For young women in Westeros, like fellow swordswoman Arya Stark, but also women and girls who watch the show, Brienne shines bright.
“Through her, we have seen gender binaries blurred,” Bustle’s Marie Southard Ospina wrote. “Brienne is not a stereotype for femininity, and that's precisely why she's invaluable to young women everywhere.”
3. Jon Snow:
If Game of Thrones is taken to be a not-so-veiled allegory about the dangers of ignoring climate change, Jon Snow is Westeros’s Leonardo DiCaprio. Jon is not thinking about the political skirmishes of today, but the shared challenges of tomorrow.
His epic crusade against the White Walkers is perhaps overshadowed by his frantic attempts to convince the rest of the world that they are real.

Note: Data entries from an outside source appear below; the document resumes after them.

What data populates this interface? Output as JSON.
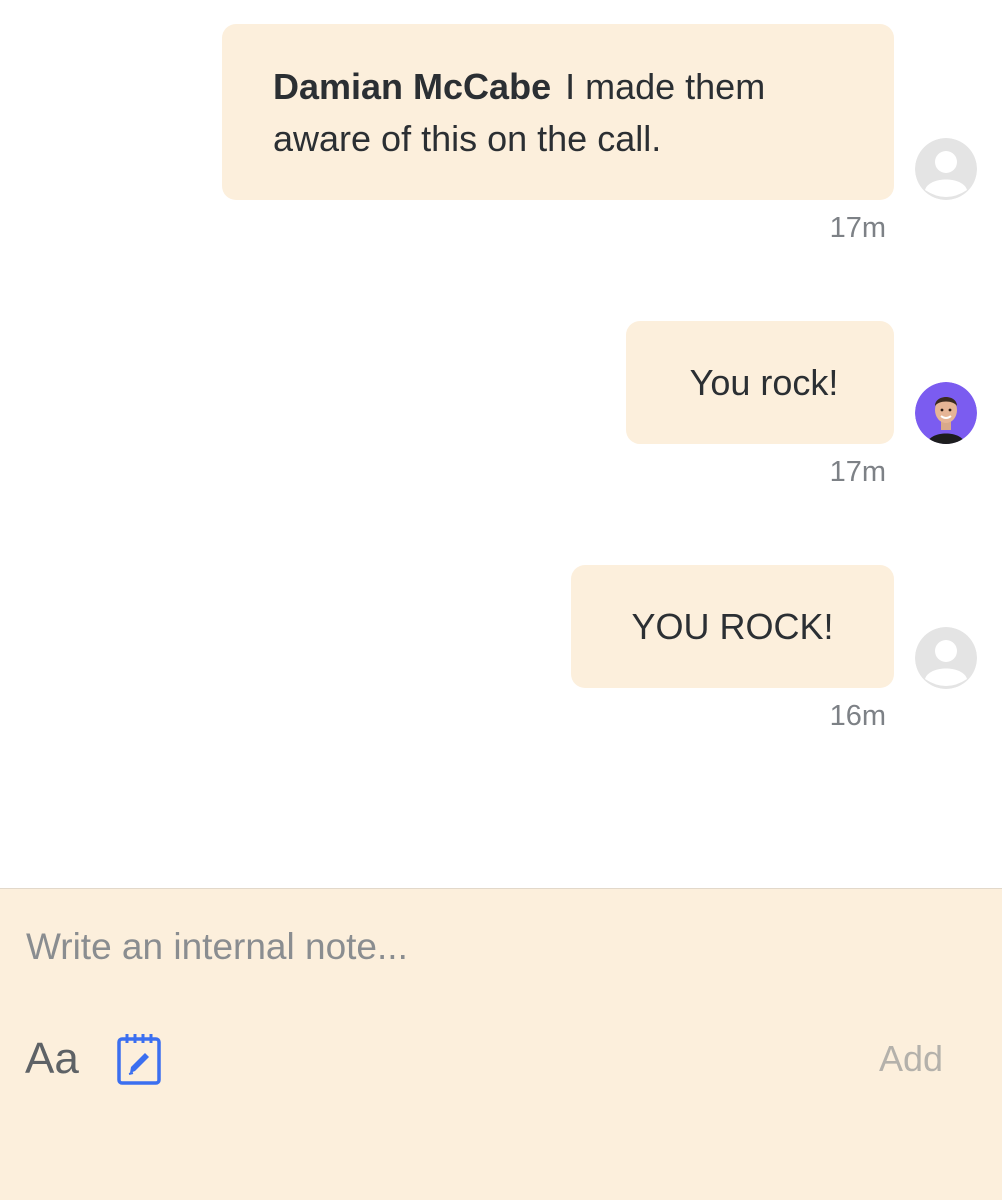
{
  "messages": [
    {
      "author": "Damian McCabe",
      "text": "I made them aware of this on the call.",
      "time": "17m",
      "avatar": "default-avatar-icon"
    },
    {
      "author": "",
      "text": "You rock!",
      "time": "17m",
      "avatar": "photo-avatar"
    },
    {
      "author": "",
      "text": "YOU ROCK!",
      "time": "16m",
      "avatar": "default-avatar-icon"
    }
  ],
  "composer": {
    "placeholder": "Write an internal note...",
    "value": "",
    "format_label": "Aa",
    "note_icon": "notepad-icon",
    "add_label": "Add"
  },
  "colors": {
    "bubble_bg": "#fcefdc",
    "composer_bg": "#fcefdc",
    "accent_blue": "#3b6ff0",
    "avatar_purple": "#7b5cf0",
    "default_avatar": "#e4e4e4",
    "disabled_text": "#b4b1ab"
  }
}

Actor Kit Harington, who plays Snow, has also opened up about the challenges facing communities around the world.
Take Action: Call on the UK Prime Minister to Protect the Oceans
“We went to Iceland to find snow, because winter is here," Harington said. "We got there and we were lucky to get the snow we did, because in our world, winter is definitely not here.”
"I saw climate change and global warming with my own eyes, and it is terrifying," he added.
4. Arya Stark
Much like Brienne, Arya Stark eschews gender roles and instead chooses to chart her own path.
This much is apparent from the show’s early seasons. She names her direwolf after a feminist warrior queen, Nymeria, and her sword “Needle” in a subtle jab at the men in her life.
As her jousting skills improve, so too do her feminist credentials. Unlike many in Westeros, Arya’s ultimate goal is not to take power, but rather to remain nameless and to fight for those who are wrong or discriminated against.
5. Sansa Stark
The specters of sexual assault and child marriage have both haunted “Game of Thrones” throughout its run. The violence at some parts was so extreme the National Center on Sexual Exploitation denounced the series for “misogynistic dialogue” and “depictions of sexual violence and torture so savage as to be unrivaled in television history.”
Sansa Stark is perhaps the worst recipient of this violence — being married off twice before her 18th birthday.
Take Action: Let’s Act in Unity With Girls All Over the World
But she is, perhaps more than any other character in the show, adaptable and resilient.
“She has probably had it worse then [sic] any other Game of Thrones character, but somehow she's still alive and kicking,” Romper’s Chrissy Bobic wrote.
Her capacity for survival may, in the end, save many more innocent lives than her own.
6. Shireen Baratheon
Despite being thoroughly marginalized for her appearance, to the extent that she was locked away in a tower for much of her childhood, Shireen Baratheon had a heart of gold.
Shireen, a bookworm, taught both Gilly and Davos Seaworth to read and write — a literacy campaign that, unlike most of the military campaigns in the series, prioritized increasing access to education over pursuing the spoils of war.
Maybe if Westeros focused on educating its population, instead of political squabbling, real progress could be achieved.
7. Samwell Tarly
Lost in the mania of the newest season of “Game of Thrones” is an unheralded medical breakthrough by none other than the portly Samwell Tarly. Sam figures out how to cure “greyscale,” which has been compared to leprosy, by referencing an obscure medical text.
In any other world, this highly-contagious disease would surely be the subject of vigorous scientific research, but not in Westeros.
Sam, a pioneer in his own right, had the audacity to embrace science in an era of superstition, and that alone deserves a round of applause.
8. Lyanna Mormont
A 10-year-old leading an army of more than 60 men? We’re about it.
Lyanna is the latest, and the youngest, character to join the ensemble of bad-ass female characters taking Westeros by storm, including: Daenarys, Arya, and, yes, Cersei.
With three simple words, Hodor may have done more than any other character to save the realm.
The world will never forget you.